- **Given entries**:
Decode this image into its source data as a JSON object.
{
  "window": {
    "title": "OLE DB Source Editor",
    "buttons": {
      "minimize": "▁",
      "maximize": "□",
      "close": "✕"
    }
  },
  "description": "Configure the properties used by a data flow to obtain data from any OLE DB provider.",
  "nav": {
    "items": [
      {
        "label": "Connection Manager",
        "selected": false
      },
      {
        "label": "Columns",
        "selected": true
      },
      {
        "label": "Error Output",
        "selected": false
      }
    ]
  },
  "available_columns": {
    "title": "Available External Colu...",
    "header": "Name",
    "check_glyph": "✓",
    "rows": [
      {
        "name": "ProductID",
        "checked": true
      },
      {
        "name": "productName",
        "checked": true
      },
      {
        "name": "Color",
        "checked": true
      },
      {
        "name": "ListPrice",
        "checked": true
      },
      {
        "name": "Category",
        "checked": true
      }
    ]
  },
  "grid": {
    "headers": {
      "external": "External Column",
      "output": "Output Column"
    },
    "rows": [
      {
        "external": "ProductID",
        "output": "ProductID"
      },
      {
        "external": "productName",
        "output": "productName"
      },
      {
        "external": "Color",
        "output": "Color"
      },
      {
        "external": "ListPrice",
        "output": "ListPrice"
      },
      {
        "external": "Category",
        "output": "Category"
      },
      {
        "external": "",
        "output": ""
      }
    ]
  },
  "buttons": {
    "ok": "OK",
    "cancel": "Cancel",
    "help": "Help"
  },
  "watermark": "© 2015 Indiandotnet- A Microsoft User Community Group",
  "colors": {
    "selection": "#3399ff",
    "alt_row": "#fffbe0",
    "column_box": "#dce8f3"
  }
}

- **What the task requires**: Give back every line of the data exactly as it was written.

- **Result of this exercise**:
Decode this image into its source data as a JSON object.
{
  "window": {
    "title": "OLE DB Source Editor",
    "buttons": {
      "minimize": "▁",
      "maximize": "□",
      "close": "✕"
    }
  },
  "description": "Configure the properties used by a data flow to obtain data from any OLE DB provider.",
  "nav": {
    "items": [
      {
        "label": "Connection Manager",
        "selected": false
      },
      {
        "label": "Columns",
        "selected": true
      },
      {
        "label": "Error Output",
        "selected": false
      }
    ]
  },
  "available_columns": {
    "title": "Available External Colu...",
    "header": "Name",
    "check_glyph": "✓",
    "rows": [
      {
        "name": "ProductID",
        "checked": true
      },
      {
        "name": "productName",
        "checked": true
      },
      {
        "name": "Color",
        "checked": true
      },
      {
        "name": "ListPrice",
        "checked": true
      },
      {
        "name": "Category",
        "checked": true
      }
    ]
  },
  "grid": {
    "headers": {
      "external": "External Column",
      "output": "Output Column"
    },
    "rows": [
      {
        "external": "ProductID",
        "output": "ProductID"
      },
      {
        "external": "productName",
        "output": "productName"
      },
      {
        "external": "Color",
        "output": "Color"
      },
      {
        "external": "ListPrice",
        "output": "ListPrice"
      },
      {
        "external": "Category",
        "output": "Category"
      },
      {
        "external": "",
        "output": ""
      }
    ]
  },
  "buttons": {
    "ok": "OK",
    "cancel": "Cancel",
    "help": "Help"
  },
  "watermark": "© 2015 Indiandotnet- A Microsoft User Community Group",
  "colors": {
    "selection": "#3399ff",
    "alt_row": "#fffbe0",
    "column_box": "#dce8f3"
  }
}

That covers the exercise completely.